Who do you write for?
The reader, right?
I used to think I did, but I was wrong.
I went through five stages during the first five years I was writing. I’m going to be brutally honest and tell you what they are in the hope that you can learn from my experience.
Before moving on, let me clarify something. None of the stages are wrong. I learned something from each of them. The danger I see is remaining in one of the first four stages too long.
Stage 1: Writing for myself.
I wrote five historical romances in my first two years of writing. The first one I wrote for myself—the story of my heart. Those 250,000 words gushed out. I’m talking spring runoff bouncing over the rapids.
Benefits: The process was exhilarating. I had a blast. I completed a story.
Potential Pitfalls: I wrote what I wanted with no clue as to whether or not the story would be marketable. I learned at my very first pitch sessions two years later it wasn’t when the agent and editor both got “you’ve got to be kidding” looks on their faces when I told them my idea. That manuscript is buried in the recesses of my hard drive.
Stage 2: Writing for my contest judges.
After completing the first two manuscripts, I joined Romance Writers of America® and discovered writing contests. I saw them as a way to get feedback on my writing, so I entered some. (OK, there are those who would say that 36 is more than some, but you get the point.) Being an obedient oldest child, I quickly learned what contest judges were looking for, and I did my best to produce stories with those qualities.
Benefits: I learned heaps from my contest judges. Their generosity, kindness, and honesty helped me immensely. And I experienced the thrill of my first finals.
Potential Pitfalls: We writers can focus so much attention on polishing the opening of a story that the rest of it doesn’t get the same attention and, therefore, doesn’t live up to the beginning. We can drive ourselves nuts trying to follow all the “rules.” In addition, we can become addicted to contests and the high a final brings.
Stage 3: Writing for my characters.
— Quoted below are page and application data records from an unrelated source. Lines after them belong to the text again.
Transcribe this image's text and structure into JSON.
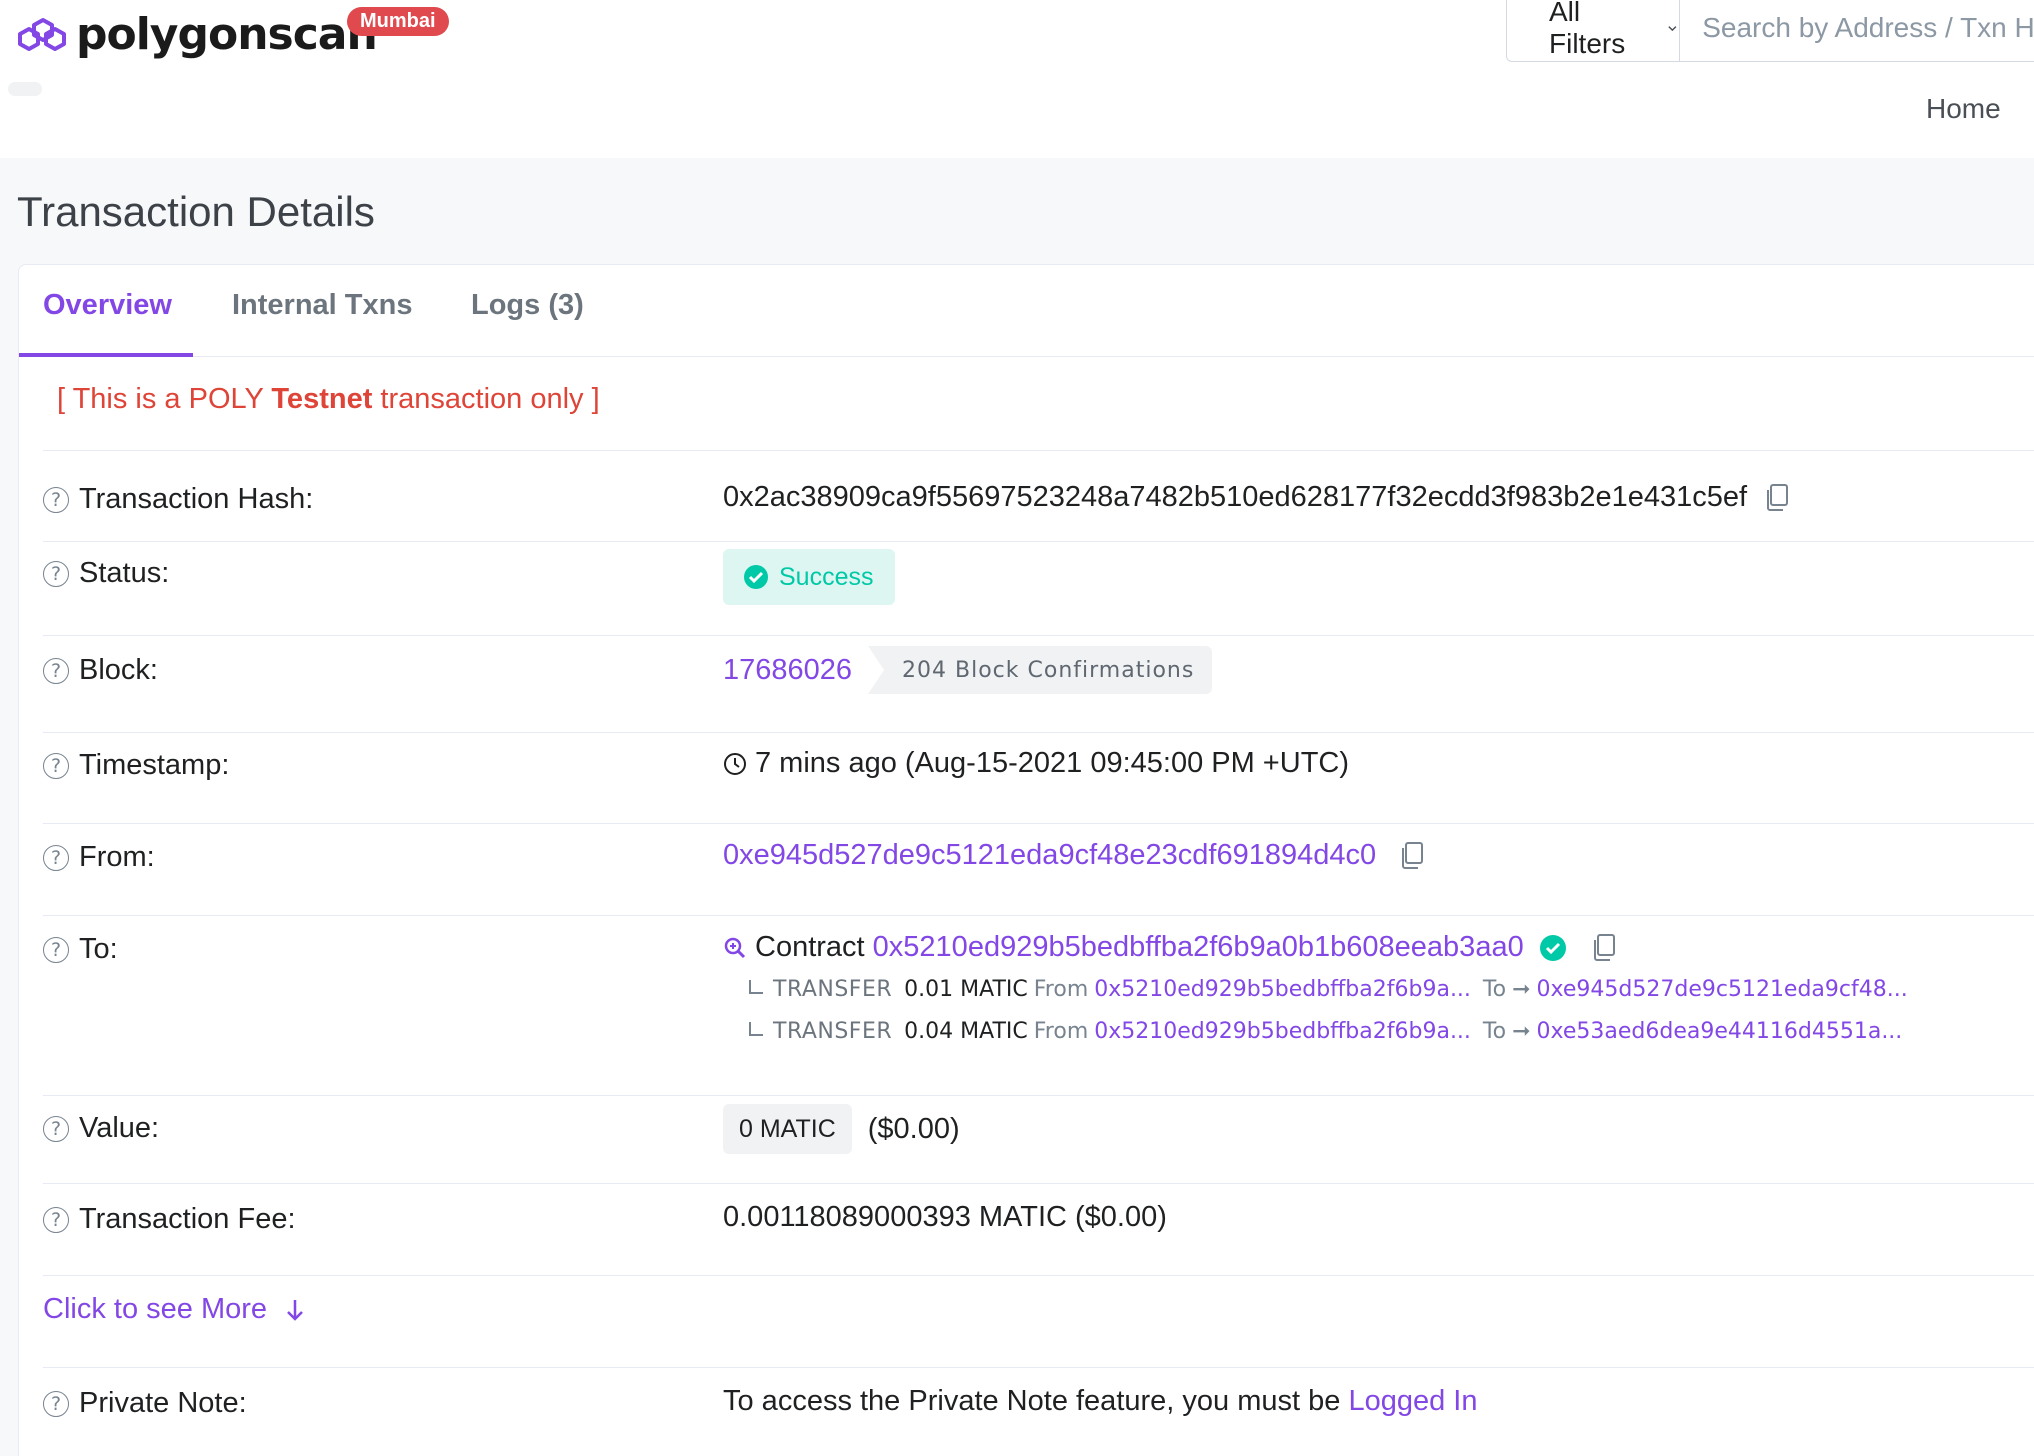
{
  "header": {
    "logo_text": "polygonscan",
    "network_badge": "Mumbai",
    "filter_label": "All Filters",
    "search_placeholder": "Search by Address / Txn Hash / Block / Token",
    "nav_home": "Home",
    "brand_color": "#8247e5",
    "badge_color": "#e0494e"
  },
  "page": {
    "title": "Transaction Details",
    "tabs": [
      {
        "label": "Overview",
        "active": true
      },
      {
        "label": "Internal Txns",
        "active": false
      },
      {
        "label": "Logs (3)",
        "active": false
      }
    ],
    "testnet_note": {
      "prefix": "[ This is a POLY ",
      "bold": "Testnet",
      "suffix": " transaction only ]"
    }
  },
  "details": {
    "help_icon_glyph": "?",
    "tx_hash": {
      "label": "Transaction Hash:",
      "value": "0x2ac38909ca9f55697523248a7482b510ed628177f32ecdd3f983b2e1e431c5ef"
    },
    "status": {
      "label": "Status:",
      "value": "Success",
      "color": "#00c9a7"
    },
    "block": {
      "label": "Block:",
      "value": "17686026",
      "confirmations": "204 Block Confirmations"
    },
    "timestamp": {
      "label": "Timestamp:",
      "value": "7 mins ago (Aug-15-2021 09:45:00 PM +UTC)"
    },
    "from": {
      "label": "From:",
      "value": "0xe945d527de9c5121eda9cf48e23cdf691894d4c0"
    },
    "to": {
      "label": "To:",
      "contract_word": "Contract",
      "value": "0x5210ed929b5bedbffba2f6b9a0b1b608eeab3aa0",
      "transfers": [
        {
          "type": "TRANSFER",
          "amount": "0.01 MATIC",
          "from_word": "From",
          "from": "0x5210ed929b5bedbffba2f6b9a...",
          "to_word": "To",
          "to": "0xe945d527de9c5121eda9cf48..."
        },
        {
          "type": "TRANSFER",
          "amount": "0.04 MATIC",
          "from_word": "From",
          "from": "0x5210ed929b5bedbffba2f6b9a...",
          "to_word": "To",
          "to": "0xe53aed6dea9e44116d4551a..."
        }
      ]
    },
    "value": {
      "label": "Value:",
      "amount": "0 MATIC",
      "usd": "($0.00)"
    },
    "fee": {
      "label": "Transaction Fee:",
      "value": "0.00118089000393 MATIC ($0.00)"
    },
    "see_more": "Click to see More",
    "private_note": {
      "label": "Private Note:",
      "text": "To access the Private Note feature, you must be ",
      "link": "Logged In"
    }
  }
}
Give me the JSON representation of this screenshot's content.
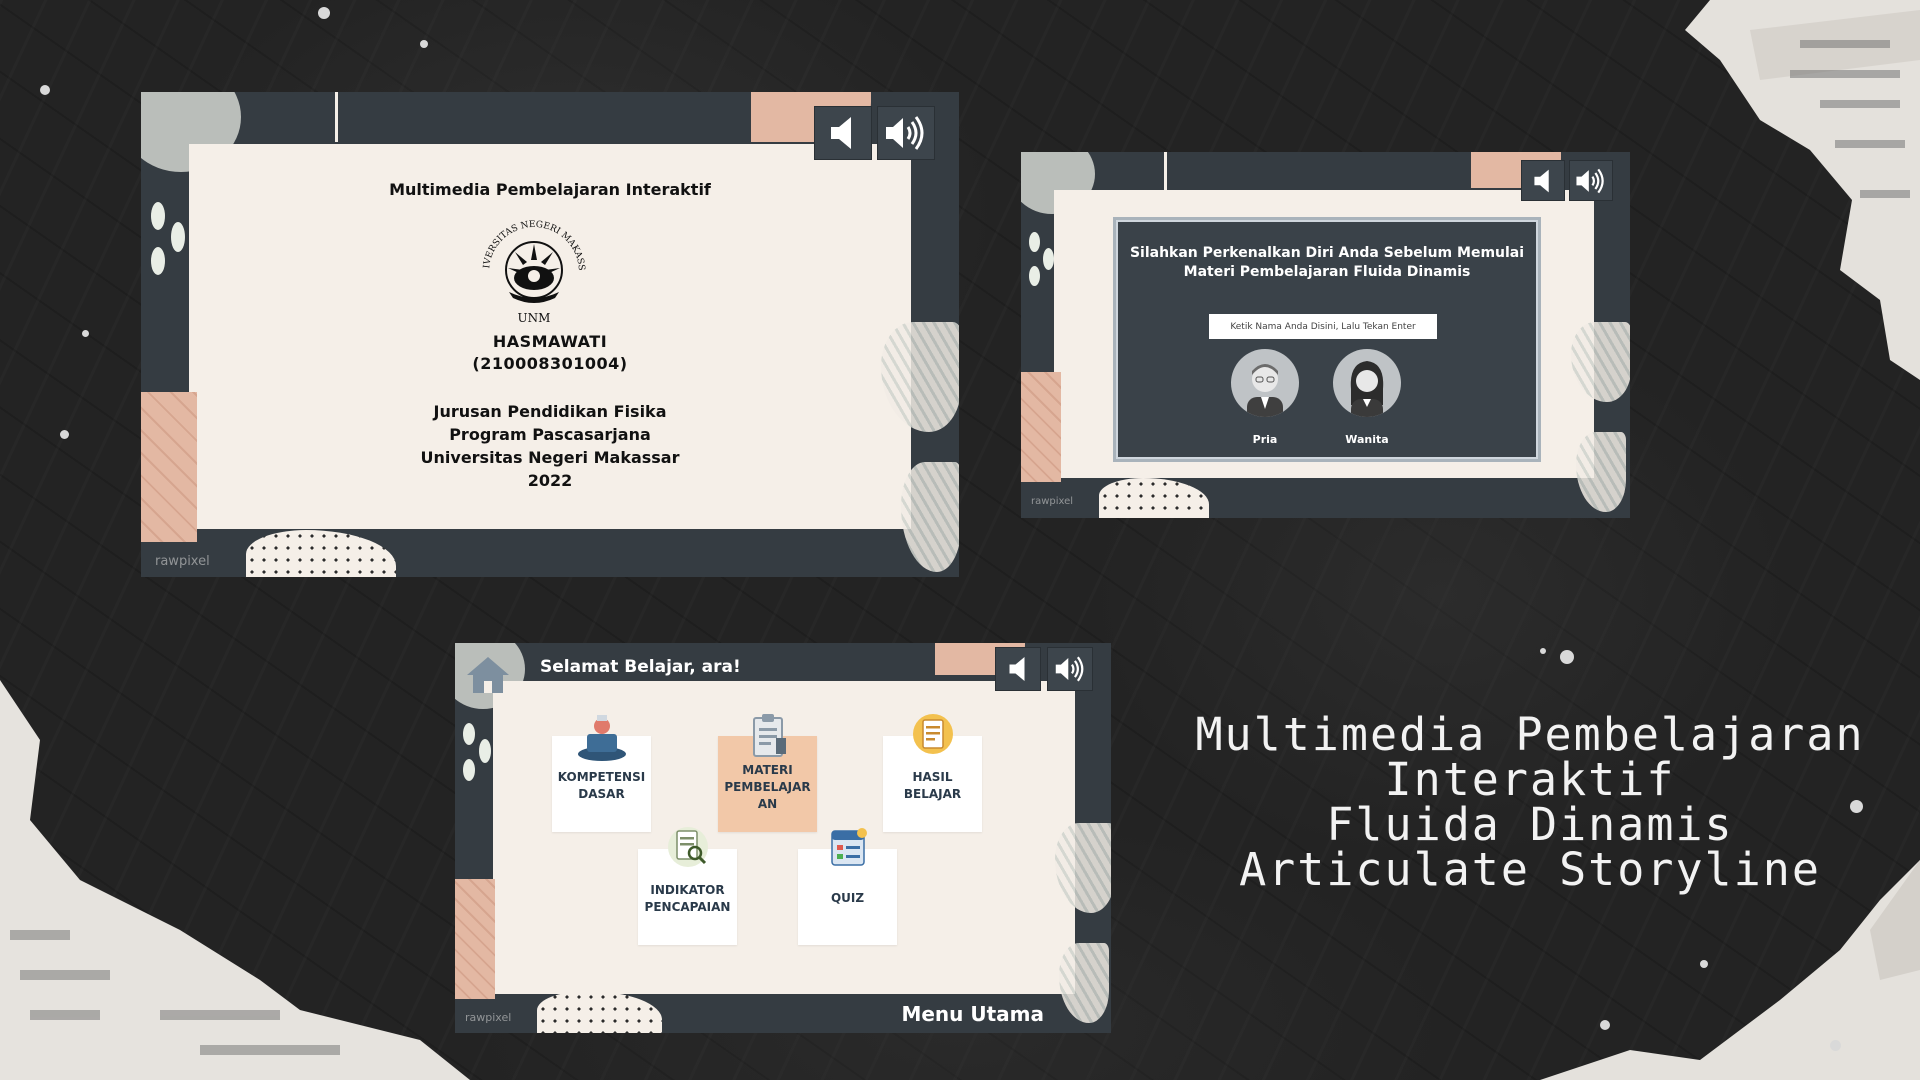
{
  "slide1": {
    "title": "Multimedia Pembelajaran Interaktif",
    "logo_text": {
      "arc": "UNIVERSITAS NEGERI MAKASSAR",
      "abbr": "UNM"
    },
    "author_name": "HASMAWATI",
    "author_id": "(210008301004)",
    "department": "Jurusan Pendidikan Fisika",
    "program": "Program Pascasarjana",
    "university": "Universitas Negeri Makassar",
    "year": "2022",
    "watermark": "rawpixel",
    "icons": [
      "speaker-mute-icon",
      "speaker-volume-icon"
    ]
  },
  "slide2": {
    "heading_line1": "Silahkan Perkenalkan Diri Anda Sebelum Memulai",
    "heading_line2": "Materi Pembelajaran Fluida Dinamis",
    "name_input_placeholder": "Ketik Nama Anda Disini, Lalu Tekan Enter",
    "option_male": "Pria",
    "option_female": "Wanita",
    "watermark": "rawpixel"
  },
  "slide3": {
    "greeting": "Selamat Belajar, ara!",
    "footer_title": "Menu Utama",
    "watermark": "rawpixel",
    "menu": [
      {
        "line1": "KOMPETENSI",
        "line2": "DASAR",
        "line3": "",
        "icon": "presentation-icon",
        "active": false
      },
      {
        "line1": "MATERI",
        "line2": "PEMBELAJAR",
        "line3": "AN",
        "icon": "clipboard-icon",
        "active": true
      },
      {
        "line1": "HASIL",
        "line2": "BELAJAR",
        "line3": "",
        "icon": "report-icon",
        "active": false
      },
      {
        "line1": "INDIKATOR",
        "line2": "PENCAPAIAN",
        "line3": "",
        "icon": "document-search-icon",
        "active": false
      },
      {
        "line1": "QUIZ",
        "line2": "",
        "line3": "",
        "icon": "quiz-icon",
        "active": false
      }
    ]
  },
  "caption": {
    "line1": "Multimedia Pembelajaran",
    "line2": "Interaktif",
    "line3": "Fluida Dinamis",
    "line4": "Articulate Storyline"
  },
  "colors": {
    "slide_frame": "#353c42",
    "card": "#f5efe8",
    "peach_accent": "#e3b8a3",
    "active_tile": "#f2c8a8",
    "background": "#232323"
  }
}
I’d completed five stories when I learned that not a single one of them was marketable. I rewrote one of them, but I made a mistake. I let my characters take charge. They “talked to me,” and I listened. I wasn’t in charge of the story. They were.
Benefits: I got to know my characters intimately, and I really liked them.
Potential Pitfalls: At a subconscious level I used my “go where the characters lead” (aka pantser) style to excuse my lack of a compelling plot. By not exerting my authority and accepting my responsibility as the author, I ended up with a lackluster story that meandered. Sadly, I had a clueless, whiny heroine and a too-perfect hero. Because I was overly attached to my characters, I was blind to their weaknesses—or lack thereof.
Stage 4: Writing for the publishing professionals.
Despite the fact that the story had some flaws, my writing had improved technically. I entered some contests and ended up with an offer of representation. My excitement was tempered by reality, however, when I received my agent’s revision notes and learned that I had to rewrite the final three-quarters of the story. I set out to deliver a marketable story with all the necessary elements.
Benefits: I learned the value of working with a publishing professional who knows the business. I learned the value of plotting a story so I know where I’m heading and where the major turning points are before I begin. I experienced the rewards of producing a marketable story and the thrill of a first sale.
Potential Pitfalls: This is hard to admit, but I lost some of the joy at this point. Writing became more work and less fun. Once I had my contract, I experienced a debilitating case of Second Book Syndrome. I suffered a loss of confidence in my ability to produce a good story.
Stage 5: Writing for the reader.
I pushed through what my agent refers to as Sophomore Book Paralysis by writing. I plopped my backside in the chair and wrote even though I didn’t feel inspired. As I did, a wonderful transformation took place. I stopped writing for myself, contest judges, my characters, or even the publishing pros and began writing for the reader.
I found myself asking questions like these:
What can I do to make this scene more interesting for the reader?
What would make a delicious surprise for the reader at this point?
How can I increase the tension so the reader experiences a delightful rush?
Benefits: Writing, while still work, became fun once again. I picture the enjoyment the story will bring the reader and the resulting satisfaction that will bring me as its creator.
Potential Pitfalls: Inability to pull myself away from the computer to fix dinner, do laundry, or clean house because I’m having too much fun writing stories I hope will keep a reader from wanting to do the same because she’s enjoying the read.
Have you experienced any of these stages?
What have you learned from the stages you’ve been through?
Which stages have brought you the most enjoyment?
Novelist Keli Gwyn is a California native who lives in the Gold Rush-era town of Placerville in the Sierra Foothills. Her stories transport readers to the 1800s, where she brings historic towns to life, peoples them with colorful characters, and adds a hint of humor. She enjoys visiting her fictional worlds, the Coach outlet store, and Taco Bell.
Keli’s debut novel, A Bride Opens Shop in El Dorado, California, will be released by Barbour Publishing in July. She’s a member of the El Dorado Hills Inspire group.